Funding Statement: This work was supported by the Natural Science Foundation of Shaanxi Province (Grant No. 2021KW-25), the Astronautics Supporting Technology Foundation of China (Grant No. 2019-HT-XG), and the Fundamental Research Funds for the Central Universities (Grant No. 3102018ZY015).

Conflicts of Interest: The authors declare that they have no conflicts of interest to report regarding the present study.


  1. Poussot-Vassal, C., Sename, O., & Dugard, L. (2008). Attitude and handling improvements based on optimal skyhook and feedforward strategy with semi-active suspensions. International Journal of Vehicle Autonomous Systems, Special Issue on Modeling and Simulation of Complex Mechatronic Systems, 6(3–4), 308-329. [Google Scholar] [CrossRef]
  2. Piasco, J. M., & Legeay, V. (1997). Estimation de l’uni longitudinal deschaussees par filtrage du signal del’analyseur de profil en long. Traitement du Signal, 14(4), 359-372. [Google Scholar]
  3. Imine, H., Delanne, Y., & M’sirdi, N. K. (2005). Road profile inputs for evaluation of the loads on the wheels. Vehicle System Dynamics, 43(sup1), 359-369. [Google Scholar] [CrossRef]
  4. Kim, H. J., Yang, H. S., & Park, Y. P. (2010). Improving the vehicle performance with active suspension using road-sensing algorithm. Computers and Structures, 80(18–19), 1569-1577. [Google Scholar] [CrossRef]
  5. Yousefzadeh, M., Azadi, S., & Soltani, A. (2010). Road profile estimation using neural network algorithm. Journal of Mechanical Science and Technology, 24(3), 743-754. [Google Scholar] [CrossRef]
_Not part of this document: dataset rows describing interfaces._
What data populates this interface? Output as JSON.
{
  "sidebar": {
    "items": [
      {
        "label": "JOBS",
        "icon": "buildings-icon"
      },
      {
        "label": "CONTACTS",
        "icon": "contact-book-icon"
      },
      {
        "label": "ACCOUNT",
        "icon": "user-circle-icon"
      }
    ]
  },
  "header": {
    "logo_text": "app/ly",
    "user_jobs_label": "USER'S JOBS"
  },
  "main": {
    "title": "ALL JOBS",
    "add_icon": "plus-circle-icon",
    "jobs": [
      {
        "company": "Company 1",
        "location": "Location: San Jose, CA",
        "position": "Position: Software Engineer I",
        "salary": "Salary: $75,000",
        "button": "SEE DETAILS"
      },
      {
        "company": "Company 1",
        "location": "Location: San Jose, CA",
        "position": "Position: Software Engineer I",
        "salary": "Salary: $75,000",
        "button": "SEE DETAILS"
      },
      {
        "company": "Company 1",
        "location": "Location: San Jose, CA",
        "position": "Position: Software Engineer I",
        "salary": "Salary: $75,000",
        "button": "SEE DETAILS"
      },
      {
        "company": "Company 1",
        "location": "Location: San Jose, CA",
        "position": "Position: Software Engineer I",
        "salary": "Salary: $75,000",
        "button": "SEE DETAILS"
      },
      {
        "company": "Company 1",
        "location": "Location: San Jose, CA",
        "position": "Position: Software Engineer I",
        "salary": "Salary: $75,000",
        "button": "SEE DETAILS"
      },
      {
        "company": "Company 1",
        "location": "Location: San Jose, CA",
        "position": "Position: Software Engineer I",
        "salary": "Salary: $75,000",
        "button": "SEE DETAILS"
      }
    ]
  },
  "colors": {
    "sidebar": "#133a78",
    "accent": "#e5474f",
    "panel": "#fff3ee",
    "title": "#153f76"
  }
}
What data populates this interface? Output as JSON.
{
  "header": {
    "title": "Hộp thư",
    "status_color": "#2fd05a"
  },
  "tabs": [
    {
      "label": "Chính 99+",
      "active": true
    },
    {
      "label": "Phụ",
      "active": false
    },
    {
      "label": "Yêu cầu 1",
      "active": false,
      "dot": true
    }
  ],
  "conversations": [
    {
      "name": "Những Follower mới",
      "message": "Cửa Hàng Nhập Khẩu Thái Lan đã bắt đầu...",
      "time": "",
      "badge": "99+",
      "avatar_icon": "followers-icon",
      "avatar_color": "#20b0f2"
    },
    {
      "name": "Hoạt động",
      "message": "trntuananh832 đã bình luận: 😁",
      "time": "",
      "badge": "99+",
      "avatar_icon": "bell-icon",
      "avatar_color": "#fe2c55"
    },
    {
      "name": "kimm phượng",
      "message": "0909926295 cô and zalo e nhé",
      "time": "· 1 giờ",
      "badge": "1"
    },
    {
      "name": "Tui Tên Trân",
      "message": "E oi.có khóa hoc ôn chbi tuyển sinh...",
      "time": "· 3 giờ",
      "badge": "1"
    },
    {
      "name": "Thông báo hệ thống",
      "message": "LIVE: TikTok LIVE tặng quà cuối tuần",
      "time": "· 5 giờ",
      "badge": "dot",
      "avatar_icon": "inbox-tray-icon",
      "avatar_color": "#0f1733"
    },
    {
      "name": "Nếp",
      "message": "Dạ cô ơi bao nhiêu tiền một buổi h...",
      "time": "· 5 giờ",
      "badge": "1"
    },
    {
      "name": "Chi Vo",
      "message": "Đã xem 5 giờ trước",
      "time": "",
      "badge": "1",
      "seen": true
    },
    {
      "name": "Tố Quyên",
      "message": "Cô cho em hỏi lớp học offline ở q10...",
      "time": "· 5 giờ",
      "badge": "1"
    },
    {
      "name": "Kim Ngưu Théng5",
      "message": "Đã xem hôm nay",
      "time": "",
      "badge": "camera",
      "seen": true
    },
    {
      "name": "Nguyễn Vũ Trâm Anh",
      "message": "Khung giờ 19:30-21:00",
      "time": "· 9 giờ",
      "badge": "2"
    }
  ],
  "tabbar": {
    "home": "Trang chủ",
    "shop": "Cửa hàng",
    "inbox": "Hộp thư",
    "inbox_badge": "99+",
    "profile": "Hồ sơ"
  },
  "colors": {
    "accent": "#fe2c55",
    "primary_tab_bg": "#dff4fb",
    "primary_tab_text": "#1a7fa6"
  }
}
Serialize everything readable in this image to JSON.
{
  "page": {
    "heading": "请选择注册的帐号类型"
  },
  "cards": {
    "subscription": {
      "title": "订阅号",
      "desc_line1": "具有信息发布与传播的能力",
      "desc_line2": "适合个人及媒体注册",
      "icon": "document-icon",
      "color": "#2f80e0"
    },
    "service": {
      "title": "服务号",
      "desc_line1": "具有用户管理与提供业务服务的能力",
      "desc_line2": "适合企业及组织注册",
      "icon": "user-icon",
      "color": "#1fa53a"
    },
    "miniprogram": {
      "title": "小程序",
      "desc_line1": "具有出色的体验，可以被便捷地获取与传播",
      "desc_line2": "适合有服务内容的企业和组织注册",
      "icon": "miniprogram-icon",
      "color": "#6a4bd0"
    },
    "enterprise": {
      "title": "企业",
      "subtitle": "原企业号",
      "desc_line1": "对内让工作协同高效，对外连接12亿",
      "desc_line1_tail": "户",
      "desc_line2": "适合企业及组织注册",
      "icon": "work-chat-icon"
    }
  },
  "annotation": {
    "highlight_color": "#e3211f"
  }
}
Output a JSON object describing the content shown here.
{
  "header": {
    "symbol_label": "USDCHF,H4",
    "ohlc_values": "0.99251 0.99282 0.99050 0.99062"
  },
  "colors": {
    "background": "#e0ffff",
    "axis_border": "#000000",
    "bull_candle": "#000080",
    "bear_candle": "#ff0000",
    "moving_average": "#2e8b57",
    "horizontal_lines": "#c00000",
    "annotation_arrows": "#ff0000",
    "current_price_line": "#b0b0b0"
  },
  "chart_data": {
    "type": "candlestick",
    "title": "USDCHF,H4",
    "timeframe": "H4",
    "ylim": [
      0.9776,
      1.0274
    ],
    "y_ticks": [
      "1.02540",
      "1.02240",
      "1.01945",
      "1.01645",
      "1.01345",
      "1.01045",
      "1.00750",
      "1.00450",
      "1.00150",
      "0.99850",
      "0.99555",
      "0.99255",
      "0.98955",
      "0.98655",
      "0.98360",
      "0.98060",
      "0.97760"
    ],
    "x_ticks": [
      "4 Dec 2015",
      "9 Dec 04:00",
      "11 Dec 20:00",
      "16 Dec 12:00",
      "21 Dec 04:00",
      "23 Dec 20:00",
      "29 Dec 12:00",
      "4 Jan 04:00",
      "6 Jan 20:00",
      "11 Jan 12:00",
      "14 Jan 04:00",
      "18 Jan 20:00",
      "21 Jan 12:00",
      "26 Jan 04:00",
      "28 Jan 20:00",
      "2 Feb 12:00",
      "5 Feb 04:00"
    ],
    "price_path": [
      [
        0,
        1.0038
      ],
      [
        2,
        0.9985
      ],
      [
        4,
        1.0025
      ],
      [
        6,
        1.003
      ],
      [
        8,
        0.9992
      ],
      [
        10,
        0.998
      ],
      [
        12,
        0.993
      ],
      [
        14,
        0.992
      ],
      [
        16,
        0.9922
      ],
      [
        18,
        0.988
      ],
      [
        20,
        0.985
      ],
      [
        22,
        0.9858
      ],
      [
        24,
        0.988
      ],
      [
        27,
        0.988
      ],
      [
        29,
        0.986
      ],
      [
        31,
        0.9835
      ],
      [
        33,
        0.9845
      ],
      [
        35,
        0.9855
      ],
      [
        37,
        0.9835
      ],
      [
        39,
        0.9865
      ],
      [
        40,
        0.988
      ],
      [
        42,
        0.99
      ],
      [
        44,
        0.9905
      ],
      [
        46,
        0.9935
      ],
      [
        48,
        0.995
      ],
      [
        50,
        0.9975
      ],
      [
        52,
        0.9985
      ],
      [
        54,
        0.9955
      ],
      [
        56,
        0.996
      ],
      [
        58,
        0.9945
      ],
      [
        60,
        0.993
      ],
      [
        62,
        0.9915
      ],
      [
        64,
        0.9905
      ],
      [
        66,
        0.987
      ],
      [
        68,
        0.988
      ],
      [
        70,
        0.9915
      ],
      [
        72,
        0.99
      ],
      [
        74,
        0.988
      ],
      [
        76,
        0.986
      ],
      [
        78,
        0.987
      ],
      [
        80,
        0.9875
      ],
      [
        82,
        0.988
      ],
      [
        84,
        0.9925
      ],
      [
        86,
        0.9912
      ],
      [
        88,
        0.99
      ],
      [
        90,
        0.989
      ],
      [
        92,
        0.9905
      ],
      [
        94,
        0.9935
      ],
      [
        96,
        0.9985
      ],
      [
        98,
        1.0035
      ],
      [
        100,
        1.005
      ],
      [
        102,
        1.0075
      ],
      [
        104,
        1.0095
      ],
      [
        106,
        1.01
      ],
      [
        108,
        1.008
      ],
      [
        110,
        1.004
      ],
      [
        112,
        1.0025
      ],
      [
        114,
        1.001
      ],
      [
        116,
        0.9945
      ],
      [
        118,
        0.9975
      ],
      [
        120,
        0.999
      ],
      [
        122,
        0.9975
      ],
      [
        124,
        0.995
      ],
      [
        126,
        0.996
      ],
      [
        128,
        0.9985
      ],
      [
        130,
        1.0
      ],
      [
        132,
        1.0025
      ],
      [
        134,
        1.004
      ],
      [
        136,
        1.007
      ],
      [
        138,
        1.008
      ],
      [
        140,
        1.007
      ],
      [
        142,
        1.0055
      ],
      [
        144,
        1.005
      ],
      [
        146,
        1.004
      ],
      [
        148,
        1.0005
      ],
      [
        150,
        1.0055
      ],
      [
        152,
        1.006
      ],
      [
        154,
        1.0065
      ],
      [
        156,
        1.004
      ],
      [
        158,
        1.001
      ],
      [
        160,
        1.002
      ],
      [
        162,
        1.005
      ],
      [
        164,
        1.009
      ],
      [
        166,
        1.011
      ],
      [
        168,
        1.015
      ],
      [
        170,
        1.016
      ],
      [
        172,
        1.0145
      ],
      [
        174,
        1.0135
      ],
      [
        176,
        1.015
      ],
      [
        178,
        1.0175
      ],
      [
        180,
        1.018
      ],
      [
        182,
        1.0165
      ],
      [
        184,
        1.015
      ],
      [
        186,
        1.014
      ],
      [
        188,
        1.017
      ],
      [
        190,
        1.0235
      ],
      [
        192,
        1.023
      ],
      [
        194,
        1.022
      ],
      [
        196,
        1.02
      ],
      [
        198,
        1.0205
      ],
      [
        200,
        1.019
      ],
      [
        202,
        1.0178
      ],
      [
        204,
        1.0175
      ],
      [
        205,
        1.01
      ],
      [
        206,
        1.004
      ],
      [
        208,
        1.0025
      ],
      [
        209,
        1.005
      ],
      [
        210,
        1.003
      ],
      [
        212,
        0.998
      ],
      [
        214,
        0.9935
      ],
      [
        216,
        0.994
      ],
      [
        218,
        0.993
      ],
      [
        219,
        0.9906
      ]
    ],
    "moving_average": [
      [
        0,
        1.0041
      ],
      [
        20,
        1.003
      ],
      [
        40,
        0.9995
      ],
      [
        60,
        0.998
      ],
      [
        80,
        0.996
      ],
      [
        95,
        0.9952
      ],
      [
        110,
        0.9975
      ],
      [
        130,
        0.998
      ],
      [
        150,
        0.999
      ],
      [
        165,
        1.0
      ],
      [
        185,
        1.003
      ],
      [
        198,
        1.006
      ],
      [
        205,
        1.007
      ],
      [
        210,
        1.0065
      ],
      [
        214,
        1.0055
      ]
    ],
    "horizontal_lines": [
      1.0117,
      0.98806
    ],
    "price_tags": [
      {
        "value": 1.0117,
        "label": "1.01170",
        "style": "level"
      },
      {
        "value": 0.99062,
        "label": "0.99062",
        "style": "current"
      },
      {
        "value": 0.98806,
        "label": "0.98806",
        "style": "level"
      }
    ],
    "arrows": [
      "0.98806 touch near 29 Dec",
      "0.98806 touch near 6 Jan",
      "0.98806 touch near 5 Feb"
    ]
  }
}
  6. Solhmirzaei, A., Azadi, S., & Kazemi, R. (2012). Road profile estimation using wavelet neural network and 7-DOF vehicle dynamic systems. Journal of Mechanical Science and Technology, 26(10), 3029-3036. [Google Scholar] [CrossRef]
  7. Ngwangwa, H. M., Heyns, P. S., Labuschagne, F. J. J., & Kululanga, G. K. (2010). Reconstruction of road defects and road roughness classification using vehicle responses with artificial neural networks simulation. Journal of Terramechanics, 47(2), 97-111. [Google Scholar] [CrossRef]
  8. Burger, M. (2013). Calculating road input data for vehicle simulation. Multibody System Dynamics, 31(1), 93-110. [Google Scholar] [CrossRef]
  9. Haddar, M., Baslamisli, S. C., Chaari, R., Chaari, F., & Haddar, M. (2019). Road profile identification with an algebraic estimator. Journal of Mechanical Engineering Science, 233(4), 1139-1155. [Google Scholar] [CrossRef]
  10. Imine, H., Delanne, Y., & M’sirdi, N. (2006). Road profile input estimation in vehicle dynamics simulation. Vehicle System Dynamics, 44(4), 285-303. [Google Scholar] [CrossRef]
  11. Gillijns, S., & de Moor, B. (2007). Unbiased minimum-variance input and state estimation for linear discrete-time systems with direct feedthrough. Automatica, 43(5), 934-937. [Google Scholar] [CrossRef]
  12. Lourens, E., Reynders, E., de Roeck, G., Degrande, G., & Lombaert, G. (2012). An augmented Kalman filter for force identification in structural dynamics. Mechanical Systems and Signal Processing, 27(3), 446-460. [Google Scholar] [CrossRef]
  13. Maes, K., Smyth, A. W., de Roeck, G., & Lombaert, G. (2016). Joint input-state estimation in structural dynamics. Mechanical Systems and Signal Processing, 70–71, 445-466. [Google Scholar] [CrossRef]
  14. Lourens, E., Papadimitriou, C., Gillijns, S., Reynders, E., & de Roeck, G. (2012). Joint input-response estimation for structural systems based on reduced-order models and vibration data from a limited number of sensors. Mechanical Systems and Signal Processing, 29(4), 310-327. [Google Scholar] [CrossRef]
  15. Fauriat, W., Mattrand, C., Gayton, N., Beakou, A., & Cembrzynski, T. (2016). Estimation of road profile variability from measured vehicle responses. Vehicle System Dynamics, 54(5), 585-605. [Google Scholar] [CrossRef]
  16. Zhang, S., Deng, Z., & Li, W. (2007). A precise Runge-Kutta integration and its application for solving nonlinear dynamical systems. Applied Mathematics and Computation, 184(2), 496-502. [Google Scholar] [CrossRef]
  17. Hassani, H., Soofi, A. S., & Zhigljavsky, A. A. (2010). Predicting daily exchange rate with singular spectrum analysis. Nonlinear Analysis: Real World Applications, 11(3), 2023-2034. [Google Scholar] [CrossRef]
images This work is licensed under a Creative Commons Attribution 4.0 International License, which permits unrestricted use, distribution, and reproduction in any medium, provided the original work is properly cited.